There was some question as to whether the pooling of contractor deficits would allow the bureau to use a consistent set of calculations for its water rates and for the determination of "full cost" charges under the Reclamation Reform Act.12 As noted above, the definition of "full cost" appears to imply that district-by-district accounting should be used in the calculations. In addition, the definition of "full cost" in the act requires the bureau to include any operation and maintenance deficits funded, which normally occur on a district-by- district basis. Therefore, the bureau rejected the modified postage stamp approach and recommended instead a "component" rate-setting option with the pooling of net payment positions. This would still have been advantageous to contractors with low current rates (relative to the "cost of service") and later expiration dates. The bureau was preparing to publish this proposal for a final round of public comments prior to adoption when Congress intervened. Public Law 99-546 (100 Stat. 3050; 43 U.S.C. 422a), enacted in October 1986, requires that each new or amended contract in the Central Valley Project include provisions to recover "any annual deficit (outstanding or hereafter arising)" incurred by a CVP water contractor from that contractor. Furthermore, interest is to be charged on any such deficit that arises after October 1, 1985. The interest rate is set to reflect government borrowing rates rather than the project authorized interest rates. These interest charges are not payable until after a district's current contract expires or is amended. The Bureau of Reclamation determined that, provided the provisions of the law are not altered or successfully challenged before being implemented, P.L. 99-546 rules out the pooling of individual contractor deficits. Accordingly, in May 1987, the bureau issued for public review a rate-setting proposal with individual contractor deficits, patterned after its 1984 proposal. This rate-setting policy was ultimately adopted in May 1988.

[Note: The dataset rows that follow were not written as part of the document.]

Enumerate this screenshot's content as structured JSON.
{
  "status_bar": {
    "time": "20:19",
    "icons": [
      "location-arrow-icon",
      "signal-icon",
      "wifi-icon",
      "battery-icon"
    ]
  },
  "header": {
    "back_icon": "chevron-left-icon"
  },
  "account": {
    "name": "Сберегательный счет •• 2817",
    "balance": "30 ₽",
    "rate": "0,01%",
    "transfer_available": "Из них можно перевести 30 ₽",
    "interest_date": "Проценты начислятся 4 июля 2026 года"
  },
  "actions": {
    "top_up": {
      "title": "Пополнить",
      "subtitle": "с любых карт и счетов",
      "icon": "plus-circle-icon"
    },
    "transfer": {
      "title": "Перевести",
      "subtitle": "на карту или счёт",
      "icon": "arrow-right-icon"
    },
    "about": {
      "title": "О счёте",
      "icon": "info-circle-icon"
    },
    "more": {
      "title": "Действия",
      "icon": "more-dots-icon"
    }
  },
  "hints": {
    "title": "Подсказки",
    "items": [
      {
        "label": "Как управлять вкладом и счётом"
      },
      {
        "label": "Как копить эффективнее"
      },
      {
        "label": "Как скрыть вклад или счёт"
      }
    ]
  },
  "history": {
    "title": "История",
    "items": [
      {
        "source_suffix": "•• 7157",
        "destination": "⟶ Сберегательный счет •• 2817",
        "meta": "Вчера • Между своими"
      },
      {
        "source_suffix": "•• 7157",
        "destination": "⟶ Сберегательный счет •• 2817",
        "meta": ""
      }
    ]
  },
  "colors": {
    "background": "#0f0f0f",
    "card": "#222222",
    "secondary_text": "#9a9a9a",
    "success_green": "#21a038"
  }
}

The federal government's role in the Central Valley Project is something of a historical accident: the project was converted from a state project to a federal one as the result of the depression. The Bureau of Reclamation established low water rates with no cost adjustments partly to ensure that the water supplies it had developed could be____________________